EXERCISE DIRECTIONS:
Check every line of the entries for "JSON", and copy the lines that hold it.

════════════════════

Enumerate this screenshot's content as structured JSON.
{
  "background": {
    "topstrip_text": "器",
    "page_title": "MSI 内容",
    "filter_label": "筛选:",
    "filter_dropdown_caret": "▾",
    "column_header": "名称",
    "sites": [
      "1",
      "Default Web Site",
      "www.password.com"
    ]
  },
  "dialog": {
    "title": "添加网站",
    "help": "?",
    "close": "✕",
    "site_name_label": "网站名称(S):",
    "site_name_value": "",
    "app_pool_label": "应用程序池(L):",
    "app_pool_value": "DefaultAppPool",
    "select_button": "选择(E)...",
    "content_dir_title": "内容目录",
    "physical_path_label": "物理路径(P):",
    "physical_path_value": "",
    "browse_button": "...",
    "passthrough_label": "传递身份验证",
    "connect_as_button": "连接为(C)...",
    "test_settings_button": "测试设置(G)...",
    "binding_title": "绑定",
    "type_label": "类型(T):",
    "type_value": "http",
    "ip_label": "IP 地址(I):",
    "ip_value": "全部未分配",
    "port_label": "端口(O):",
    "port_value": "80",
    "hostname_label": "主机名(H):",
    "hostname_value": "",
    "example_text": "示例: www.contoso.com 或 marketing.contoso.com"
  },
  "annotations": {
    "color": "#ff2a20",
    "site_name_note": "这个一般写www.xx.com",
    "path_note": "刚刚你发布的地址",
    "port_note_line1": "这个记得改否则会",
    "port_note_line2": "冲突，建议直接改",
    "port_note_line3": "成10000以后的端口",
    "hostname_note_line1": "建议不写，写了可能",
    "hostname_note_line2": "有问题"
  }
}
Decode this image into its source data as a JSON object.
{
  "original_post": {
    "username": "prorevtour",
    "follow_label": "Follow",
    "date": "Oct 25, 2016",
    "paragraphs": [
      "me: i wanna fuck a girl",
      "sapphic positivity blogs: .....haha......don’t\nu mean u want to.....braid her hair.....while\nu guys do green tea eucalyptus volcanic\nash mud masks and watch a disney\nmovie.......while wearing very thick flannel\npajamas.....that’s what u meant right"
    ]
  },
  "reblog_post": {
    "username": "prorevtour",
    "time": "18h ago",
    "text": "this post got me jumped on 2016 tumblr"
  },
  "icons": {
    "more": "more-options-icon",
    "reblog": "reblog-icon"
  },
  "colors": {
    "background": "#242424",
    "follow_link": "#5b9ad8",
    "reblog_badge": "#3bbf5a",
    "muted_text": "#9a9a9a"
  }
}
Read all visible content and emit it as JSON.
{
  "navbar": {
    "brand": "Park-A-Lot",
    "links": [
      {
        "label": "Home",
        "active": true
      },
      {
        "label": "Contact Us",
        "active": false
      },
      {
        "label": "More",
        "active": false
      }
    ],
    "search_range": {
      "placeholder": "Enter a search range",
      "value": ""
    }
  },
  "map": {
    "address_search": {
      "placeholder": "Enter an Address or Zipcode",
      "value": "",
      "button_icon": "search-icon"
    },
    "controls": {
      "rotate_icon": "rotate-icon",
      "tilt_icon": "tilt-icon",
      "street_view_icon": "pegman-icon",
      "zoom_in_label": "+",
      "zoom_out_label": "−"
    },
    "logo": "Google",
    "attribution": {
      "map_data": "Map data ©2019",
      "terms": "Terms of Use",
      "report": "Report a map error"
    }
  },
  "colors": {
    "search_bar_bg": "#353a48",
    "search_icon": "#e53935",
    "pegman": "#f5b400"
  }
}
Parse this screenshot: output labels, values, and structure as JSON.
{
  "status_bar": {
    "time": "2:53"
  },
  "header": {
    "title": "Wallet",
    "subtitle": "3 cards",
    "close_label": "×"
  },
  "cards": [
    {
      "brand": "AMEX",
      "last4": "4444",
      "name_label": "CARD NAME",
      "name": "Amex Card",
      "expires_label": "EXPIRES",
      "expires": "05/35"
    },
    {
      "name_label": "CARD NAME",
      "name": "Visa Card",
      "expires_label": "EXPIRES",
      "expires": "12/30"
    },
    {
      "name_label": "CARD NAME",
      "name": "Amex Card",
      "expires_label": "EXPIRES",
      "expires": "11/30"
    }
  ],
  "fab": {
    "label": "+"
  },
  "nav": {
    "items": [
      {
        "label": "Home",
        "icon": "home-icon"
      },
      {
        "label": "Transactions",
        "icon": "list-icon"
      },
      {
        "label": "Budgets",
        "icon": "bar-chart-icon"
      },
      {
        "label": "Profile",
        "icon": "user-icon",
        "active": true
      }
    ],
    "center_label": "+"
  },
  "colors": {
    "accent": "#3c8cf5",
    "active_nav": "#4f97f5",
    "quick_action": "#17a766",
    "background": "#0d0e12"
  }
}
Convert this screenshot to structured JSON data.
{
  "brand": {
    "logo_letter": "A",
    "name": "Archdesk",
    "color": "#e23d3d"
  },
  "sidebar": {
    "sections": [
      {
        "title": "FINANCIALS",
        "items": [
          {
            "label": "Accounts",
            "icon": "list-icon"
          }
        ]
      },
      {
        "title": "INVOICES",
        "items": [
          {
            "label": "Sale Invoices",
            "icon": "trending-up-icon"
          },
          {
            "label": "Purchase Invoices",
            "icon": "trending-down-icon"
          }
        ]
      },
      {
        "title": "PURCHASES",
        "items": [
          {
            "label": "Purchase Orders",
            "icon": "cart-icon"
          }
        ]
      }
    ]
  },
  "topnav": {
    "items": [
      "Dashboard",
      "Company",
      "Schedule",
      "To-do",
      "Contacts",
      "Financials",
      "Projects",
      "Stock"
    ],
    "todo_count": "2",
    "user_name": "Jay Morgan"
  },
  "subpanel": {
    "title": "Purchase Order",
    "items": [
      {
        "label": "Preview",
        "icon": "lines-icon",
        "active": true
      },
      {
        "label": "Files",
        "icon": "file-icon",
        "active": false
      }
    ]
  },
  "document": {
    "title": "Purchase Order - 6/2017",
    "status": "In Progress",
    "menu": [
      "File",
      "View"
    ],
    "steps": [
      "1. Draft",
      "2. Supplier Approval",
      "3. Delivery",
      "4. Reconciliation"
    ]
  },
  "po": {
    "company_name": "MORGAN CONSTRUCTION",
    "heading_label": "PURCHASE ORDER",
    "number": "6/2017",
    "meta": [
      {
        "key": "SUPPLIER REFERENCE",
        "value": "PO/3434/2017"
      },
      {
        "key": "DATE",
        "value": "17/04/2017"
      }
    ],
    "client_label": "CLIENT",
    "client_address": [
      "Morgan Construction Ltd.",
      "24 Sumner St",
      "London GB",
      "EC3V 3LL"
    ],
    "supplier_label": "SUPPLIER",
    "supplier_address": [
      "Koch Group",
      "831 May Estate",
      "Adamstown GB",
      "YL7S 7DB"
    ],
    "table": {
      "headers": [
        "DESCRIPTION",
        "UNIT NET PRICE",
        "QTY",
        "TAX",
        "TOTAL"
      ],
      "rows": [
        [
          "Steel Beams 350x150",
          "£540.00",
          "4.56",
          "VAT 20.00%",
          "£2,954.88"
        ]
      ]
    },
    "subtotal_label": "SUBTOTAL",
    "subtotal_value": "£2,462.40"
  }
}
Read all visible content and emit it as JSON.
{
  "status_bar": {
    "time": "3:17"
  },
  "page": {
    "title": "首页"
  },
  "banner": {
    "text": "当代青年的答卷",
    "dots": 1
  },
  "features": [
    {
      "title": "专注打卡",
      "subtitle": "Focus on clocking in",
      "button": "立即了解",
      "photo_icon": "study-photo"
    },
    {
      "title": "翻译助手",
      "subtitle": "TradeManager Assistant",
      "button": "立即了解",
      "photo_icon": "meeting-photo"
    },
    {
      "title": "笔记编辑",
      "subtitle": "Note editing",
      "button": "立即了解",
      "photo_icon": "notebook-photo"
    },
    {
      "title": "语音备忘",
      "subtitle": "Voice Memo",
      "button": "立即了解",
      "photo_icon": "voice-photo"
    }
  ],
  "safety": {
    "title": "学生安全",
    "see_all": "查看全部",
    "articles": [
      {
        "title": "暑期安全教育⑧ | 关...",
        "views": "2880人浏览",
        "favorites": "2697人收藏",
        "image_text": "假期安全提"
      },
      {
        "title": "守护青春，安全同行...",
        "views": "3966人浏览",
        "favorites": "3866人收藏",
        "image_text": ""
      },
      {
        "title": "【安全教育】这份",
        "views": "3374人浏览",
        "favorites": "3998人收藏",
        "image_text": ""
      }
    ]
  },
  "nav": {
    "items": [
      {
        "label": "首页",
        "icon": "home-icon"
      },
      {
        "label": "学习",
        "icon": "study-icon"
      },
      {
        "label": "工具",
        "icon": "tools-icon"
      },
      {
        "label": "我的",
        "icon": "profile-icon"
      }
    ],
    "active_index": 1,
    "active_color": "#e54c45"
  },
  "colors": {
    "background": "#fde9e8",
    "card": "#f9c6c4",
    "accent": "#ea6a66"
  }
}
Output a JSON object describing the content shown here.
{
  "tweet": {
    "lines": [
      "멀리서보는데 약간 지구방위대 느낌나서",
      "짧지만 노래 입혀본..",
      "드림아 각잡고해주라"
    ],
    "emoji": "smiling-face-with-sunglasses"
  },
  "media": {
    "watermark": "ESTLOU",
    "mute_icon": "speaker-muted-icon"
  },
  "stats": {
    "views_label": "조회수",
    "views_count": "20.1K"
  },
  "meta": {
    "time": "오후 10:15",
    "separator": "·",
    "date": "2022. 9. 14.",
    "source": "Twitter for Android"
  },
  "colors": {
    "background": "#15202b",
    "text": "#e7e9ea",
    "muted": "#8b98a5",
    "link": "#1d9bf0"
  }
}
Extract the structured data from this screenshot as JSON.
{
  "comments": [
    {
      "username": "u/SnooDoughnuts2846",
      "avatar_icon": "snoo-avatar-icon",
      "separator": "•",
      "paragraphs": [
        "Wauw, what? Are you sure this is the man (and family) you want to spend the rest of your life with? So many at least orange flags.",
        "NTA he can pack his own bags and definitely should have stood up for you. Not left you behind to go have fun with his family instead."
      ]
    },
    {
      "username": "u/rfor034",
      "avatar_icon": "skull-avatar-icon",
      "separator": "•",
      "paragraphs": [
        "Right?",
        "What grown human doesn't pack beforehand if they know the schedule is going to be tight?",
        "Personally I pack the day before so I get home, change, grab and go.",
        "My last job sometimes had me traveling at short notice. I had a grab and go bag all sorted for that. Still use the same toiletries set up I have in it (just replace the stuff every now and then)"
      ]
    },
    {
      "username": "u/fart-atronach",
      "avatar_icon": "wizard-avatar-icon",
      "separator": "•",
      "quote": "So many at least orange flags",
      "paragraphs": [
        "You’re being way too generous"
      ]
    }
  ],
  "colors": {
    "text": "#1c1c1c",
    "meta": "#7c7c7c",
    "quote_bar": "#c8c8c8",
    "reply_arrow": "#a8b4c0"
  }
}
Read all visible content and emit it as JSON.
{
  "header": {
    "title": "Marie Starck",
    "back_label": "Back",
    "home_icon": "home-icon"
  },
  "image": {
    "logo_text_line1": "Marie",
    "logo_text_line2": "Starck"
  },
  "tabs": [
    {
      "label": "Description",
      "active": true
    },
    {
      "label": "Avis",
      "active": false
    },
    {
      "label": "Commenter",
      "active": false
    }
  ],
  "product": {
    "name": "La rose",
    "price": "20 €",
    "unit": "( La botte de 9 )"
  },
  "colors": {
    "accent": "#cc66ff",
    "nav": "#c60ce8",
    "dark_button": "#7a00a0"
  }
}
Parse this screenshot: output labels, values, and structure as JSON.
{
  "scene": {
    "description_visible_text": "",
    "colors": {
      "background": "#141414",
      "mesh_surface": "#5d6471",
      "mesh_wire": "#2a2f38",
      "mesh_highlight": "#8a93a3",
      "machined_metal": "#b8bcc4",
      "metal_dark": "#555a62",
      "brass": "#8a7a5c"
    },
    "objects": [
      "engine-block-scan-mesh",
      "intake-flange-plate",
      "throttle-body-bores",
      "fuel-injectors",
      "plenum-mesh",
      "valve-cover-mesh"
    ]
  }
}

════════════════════

WRITTEN RESPONSE:
Enumerate this screenshot's content as structured JSON.
Decode this image into its source data as a JSON object.
Read all visible content and emit it as JSON.
Parse this screenshot: output labels, values, and structure as JSON.
Convert this screenshot to structured JSON data.
Read all visible content and emit it as JSON.
Output a JSON object describing the content shown here.
Extract the structured data from this screenshot as JSON.
Read all visible content and emit it as JSON.
Parse this screenshot: output labels, values, and structure as JSON.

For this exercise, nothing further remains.